If you are out of work because of a motor vehicle crash, keep good documentation on the amount of time you miss work and obtain records from your employer showing how long you were out of work, or how much time you missed as a result of having to go to doctor appointments, physical therapy, chiropractic care, etc.
Ultimately, you will have to prove that you could not return to work. So it is a good idea to have a doctor either document in your record that they are taking you off work or obtain a handwritten note of some kind indicating that the physician feels that you should not return to work for some time.
In this area of law, just about everything is typically contested by an insurance company or defense lawyer, so the more proof you can provide, other than just your own testimony, the better off you will be.
Most attorneys and insurance companies will see what information can be discovered on social media sources. Anything posted on social media is potentially subject to discovery by a defense lawyer and presented in defense of a claim. If a person claims that they are unable to work, but they post a photo of themselves, say, riding in a boat with friends during that same time, the picture can be used against them. Just about anything posted on social media, even if it has nothing at all to do with your case, can potentially be used against you.
What do you do with the photos of your vehicle and injuries?
Simply leaving them on your phone isn’t the best idea. Your phone could get damaged, leaving you without photographic proof of your injuries. Back up your photos, but don’t do so by posting them on social media, especially if you may have to file a lawsuit for your case. Sharing your photos online may do more harm than help.
And it’s not just photos of accident-related matters you should keep off social media. Avoid posting anything about your crash. The defense lawyer may search your accounts for any and all information that may contradict your claims.
In cases of catastrophic injury, sometimes care pages are set up. If you have questions about what is appropriate to post, ask an attorney.
Talk to a lawyer fairly early in the process. Almost all attorneys will provide an initial free consult. Be aware, however, that some attorneys will immediately request you to come in to sign the retainer agreement, and that is not always in your best interest. If you’ve been in a significant crash, with significant injuries, then it is almost always necessary you have an attorney.
Be sure to hire a lawyer who will be worth the contingency fee that they charge. Almost all attorneys in Tennessee will charge at least a 1/3 contingency fee on the recovery. Some attorneys are worth that; others are not.
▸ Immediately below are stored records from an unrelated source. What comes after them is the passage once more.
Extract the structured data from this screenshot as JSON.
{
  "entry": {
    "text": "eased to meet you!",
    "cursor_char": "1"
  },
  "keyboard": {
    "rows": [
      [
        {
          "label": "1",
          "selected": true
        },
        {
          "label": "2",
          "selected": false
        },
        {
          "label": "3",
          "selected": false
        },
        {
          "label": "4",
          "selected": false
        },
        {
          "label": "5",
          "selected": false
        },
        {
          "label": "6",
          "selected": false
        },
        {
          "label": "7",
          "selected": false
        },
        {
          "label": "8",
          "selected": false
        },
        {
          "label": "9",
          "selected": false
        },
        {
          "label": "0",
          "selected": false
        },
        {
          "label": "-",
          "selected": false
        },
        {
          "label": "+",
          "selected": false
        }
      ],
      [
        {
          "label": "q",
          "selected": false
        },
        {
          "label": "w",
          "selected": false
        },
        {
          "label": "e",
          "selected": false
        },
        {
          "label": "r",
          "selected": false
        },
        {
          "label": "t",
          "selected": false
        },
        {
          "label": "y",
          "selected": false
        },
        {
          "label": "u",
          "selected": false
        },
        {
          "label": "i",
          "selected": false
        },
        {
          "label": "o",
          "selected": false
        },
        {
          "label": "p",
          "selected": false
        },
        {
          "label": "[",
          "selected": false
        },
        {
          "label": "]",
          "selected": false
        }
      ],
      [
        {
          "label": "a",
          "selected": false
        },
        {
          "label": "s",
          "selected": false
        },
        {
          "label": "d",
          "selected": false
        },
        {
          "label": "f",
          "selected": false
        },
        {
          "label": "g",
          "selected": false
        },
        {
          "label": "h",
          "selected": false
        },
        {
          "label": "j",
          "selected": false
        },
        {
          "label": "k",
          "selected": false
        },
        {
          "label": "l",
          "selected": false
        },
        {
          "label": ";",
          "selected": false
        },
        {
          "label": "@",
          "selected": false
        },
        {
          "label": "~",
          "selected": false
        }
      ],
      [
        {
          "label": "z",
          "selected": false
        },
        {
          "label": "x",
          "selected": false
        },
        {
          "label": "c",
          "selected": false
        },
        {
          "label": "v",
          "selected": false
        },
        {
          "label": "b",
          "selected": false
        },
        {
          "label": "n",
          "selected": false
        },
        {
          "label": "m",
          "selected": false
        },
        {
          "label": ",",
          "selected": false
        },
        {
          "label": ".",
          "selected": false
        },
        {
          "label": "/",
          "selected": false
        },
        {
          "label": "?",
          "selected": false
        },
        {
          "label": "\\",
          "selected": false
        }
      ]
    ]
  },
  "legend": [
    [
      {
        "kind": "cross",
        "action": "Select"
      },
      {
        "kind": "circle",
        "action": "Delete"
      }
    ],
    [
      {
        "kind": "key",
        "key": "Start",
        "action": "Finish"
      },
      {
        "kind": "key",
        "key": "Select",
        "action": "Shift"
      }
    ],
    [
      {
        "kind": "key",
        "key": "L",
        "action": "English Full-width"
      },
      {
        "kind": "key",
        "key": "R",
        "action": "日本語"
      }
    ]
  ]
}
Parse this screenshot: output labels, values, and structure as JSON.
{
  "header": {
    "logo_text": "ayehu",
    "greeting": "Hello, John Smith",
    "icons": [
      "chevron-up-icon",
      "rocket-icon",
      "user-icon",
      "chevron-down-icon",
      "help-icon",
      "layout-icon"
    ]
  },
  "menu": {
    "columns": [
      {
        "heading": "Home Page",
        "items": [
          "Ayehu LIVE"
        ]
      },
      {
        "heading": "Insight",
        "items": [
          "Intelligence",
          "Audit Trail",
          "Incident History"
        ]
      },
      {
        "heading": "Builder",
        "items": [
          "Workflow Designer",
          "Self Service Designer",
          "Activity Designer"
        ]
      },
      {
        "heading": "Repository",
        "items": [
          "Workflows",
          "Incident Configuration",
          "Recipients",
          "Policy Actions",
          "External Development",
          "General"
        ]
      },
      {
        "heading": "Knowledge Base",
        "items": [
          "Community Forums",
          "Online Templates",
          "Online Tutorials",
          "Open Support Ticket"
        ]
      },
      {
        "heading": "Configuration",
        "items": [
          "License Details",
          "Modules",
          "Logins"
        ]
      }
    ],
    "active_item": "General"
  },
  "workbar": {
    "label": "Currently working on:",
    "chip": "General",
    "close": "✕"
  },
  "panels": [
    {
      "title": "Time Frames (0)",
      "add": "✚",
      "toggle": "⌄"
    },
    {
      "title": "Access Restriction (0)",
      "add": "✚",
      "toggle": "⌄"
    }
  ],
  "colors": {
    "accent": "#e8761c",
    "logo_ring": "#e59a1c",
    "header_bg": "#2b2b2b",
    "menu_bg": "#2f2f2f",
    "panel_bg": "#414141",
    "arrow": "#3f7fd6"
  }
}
Certain types of evidence may only be available early in the process. For instance, “smartphone” evidence, such as text, or Internet usage, may only be available for a very short time following the crash. Actual telephone call histories are typically maintained by Verizon, AT&T, or other cellular telephone service carriers for a longer period. We often will obtain 911 telephone recordings if available, as these recordings can sometimes provide significant evidence, including witnesses that may not have stayed to speak with law enforcement.
There are other things an attorney can do early on that could play an important role in whether you can obtain justice in the case. Like anything else, some attorneys work a case, preparing it for trial. Others do not, simply hoping that it will settle for a decent figure.
Obviously, the more significant the injury, the more important it is to obtain an attorney with the experience, skill, know-how, and commitment necessary to take the case as far as it needs to go to obtain an appropriate resolution.
Schedule a free consultation with a Johnson City lawyer by calling The Haynes Firm at (423) 451-4999 or submitting an online contact form today.